Logan appeared on Friday's CBS This Morning where co-anchor Norah O'Donnell led the questioning. Logan said Davies provided the 60 Minutes team "communications he'd had with U.S. government officials" as well as photos from the scene of the attack that he took the following morning. And CBS News sources reiterated to THR that substantiation was considerable. Fager said the show would thoroughly investigate its mistake, but he declined to say if anyone would be officially reprimanded.
"He deceived us," said Fager of Davies. "He works very hard at his deception. There are a lot of people out there who try to deceive reporters. And I think we're really good at finding it. We worked this one hard."
Fager admitted that the report is a "black eye" for the august broadcast, which is watched by more than 13 million viewers each week and remains one of the few programs that regularly devotes the time and resources to investigations. But he added that he hopes viewers will give the show the benefit of the doubt for taking responsibility for the mistake; 60 Minutes will correct the report on the Nov. 10 broadcast.
"I think truthfully, part of that is how well you respond when you get something wrong," continued Fager. "I don't think people expect we're going to always be perfect.
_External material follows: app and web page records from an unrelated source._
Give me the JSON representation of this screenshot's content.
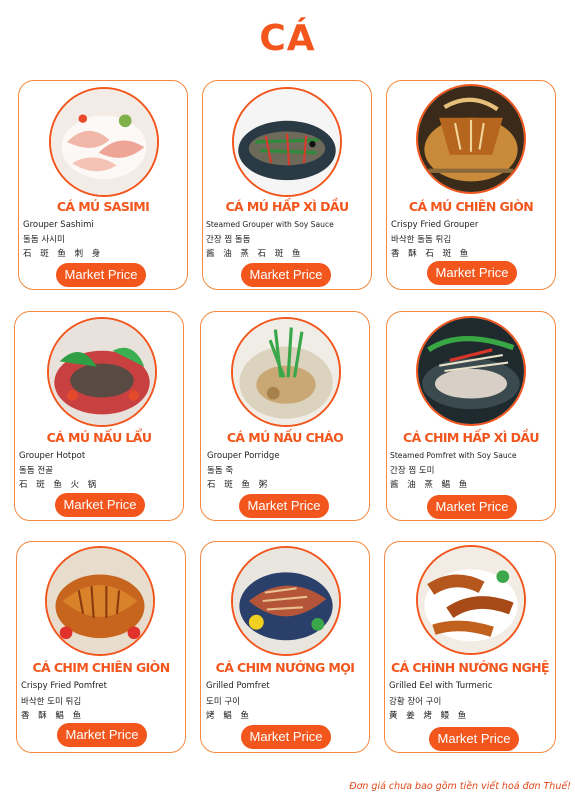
{
  "page": {
    "title": "CÁ"
  },
  "colors": {
    "accent": "#f2561d",
    "border": "#f2893f"
  },
  "dishes": [
    {
      "title": "CÁ MÚ SASIMI",
      "en": "Grouper Sashimi",
      "kr": "돌돔 사시미",
      "cn": "石 斑 鱼 刺 身",
      "price": "Market Price",
      "icon": "sashimi-photo"
    },
    {
      "title": "CÁ MÚ HẤP XÌ DẦU",
      "en": "Steamed Grouper with Soy Sauce",
      "kr": "간장 찜 돌돔",
      "cn": "酱 油 蒸 石 斑 鱼",
      "price": "Market Price",
      "icon": "steamed-grouper-photo"
    },
    {
      "title": "CÁ MÚ CHIÊN GIÒN",
      "en": "Crispy Fried Grouper",
      "kr": "바삭한 돌돔 튀김",
      "cn": "香 酥 石 斑 鱼",
      "price": "Market Price",
      "icon": "fried-grouper-photo"
    },
    {
      "title": "CÁ MÚ NẤU LẨU",
      "en": "Grouper Hotpot",
      "kr": "돌돔 전골",
      "cn": "石 斑 鱼 火 锅",
      "price": "Market Price",
      "icon": "hotpot-photo"
    },
    {
      "title": "CÁ MÚ NẤU CHÁO",
      "en": "Grouper Porridge",
      "kr": "돌돔 죽",
      "cn": "石 斑 鱼 粥",
      "price": "Market Price",
      "icon": "porridge-photo"
    },
    {
      "title": "CÁ CHIM HẤP XÌ DẦU",
      "en": "Steamed Pomfret with Soy Sauce",
      "kr": "간장 찜 도미",
      "cn": "酱 油 蒸 鲳 鱼",
      "price": "Market Price",
      "icon": "steamed-pomfret-photo"
    },
    {
      "title": "CÁ CHIM CHIÊN GIÒN",
      "en": "Crispy Fried Pomfret",
      "kr": "바삭한 도미 튀김",
      "cn": "香 酥 鲳 鱼",
      "price": "Market Price",
      "icon": "fried-pomfret-photo"
    },
    {
      "title": "CÁ CHIM NƯỚNG MỌI",
      "en": "Grilled Pomfret",
      "kr": "도미 구이",
      "cn": "烤 鲳 鱼",
      "price": "Market Price",
      "icon": "grilled-pomfret-photo"
    },
    {
      "title": "CÁ CHÌNH NƯỚNG NGHỆ",
      "en": "Grilled Eel with Turmeric",
      "kr": "강황 장어 구이",
      "cn": "黄 姜 烤 鳗 鱼",
      "price": "Market Price",
      "icon": "grilled-eel-photo"
    }
  ],
  "footer": {
    "note": "Đơn giá chưa bao gồm tiền viết hoá đơn Thuế!"
  }
}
But I really do believe that as a broadcast, we need to explain it and tell people we made a mistake rather than try to beat around the bush."
And he said he did not think that Logan, an experienced war correspondent, might have been predisposed to believe Davies because of her close ties to the military.
"She's one of the best reporters I know," said Fager. "Sometimes there is a fog of war that makes it difficult. And I think maybe [Davies] took advantage of that. He was a State Department security officer. He was in charge of the guard [at the U.S. embassy in Benghazi]. This is not some sort of rogue player. There were a lot of reasons to believe he was credible. We were wrong to believe that. That's the difficult part."
The account Davies relayed on 60 Minutes -- that he went to the U.S. embassy compound twice during the night of Sept. 11 and at one point was confronted by one of the attackers whom he claimed he struck in the face with the butt of his gun -- is the same story he recounts in his book, The Embassy House, co-written under the pseudonym Morgan Jones with Damien Lewis.
A spokesperson for Simon & Schuster -- which is a unit of CBS Corp. -- told The New York Times on Thursday that the book was under "review." On Friday, the publisher said it would withdraw the book.
"In light of information that has been brought to our attention since the initial publication of The Embassy House, we have withdrawn from publication and sale all formats of this book, and are recommending that booksellers do the same. We also are notifying accounts that they may return the book to us," Jennifer Robinson, a spokesperson for Simon & Schuster imprint Threshold Editions, said in a statement released Friday afternoon.
But The Embassy House was still available for purchase on the Simon & Schuster website until well after 3 p.m. ET. It even includes under the "book reviews" tab a blog post in which Media Matters chairman David Brock sarcastically asks that the book be reprinted "indicating it is a work of fiction."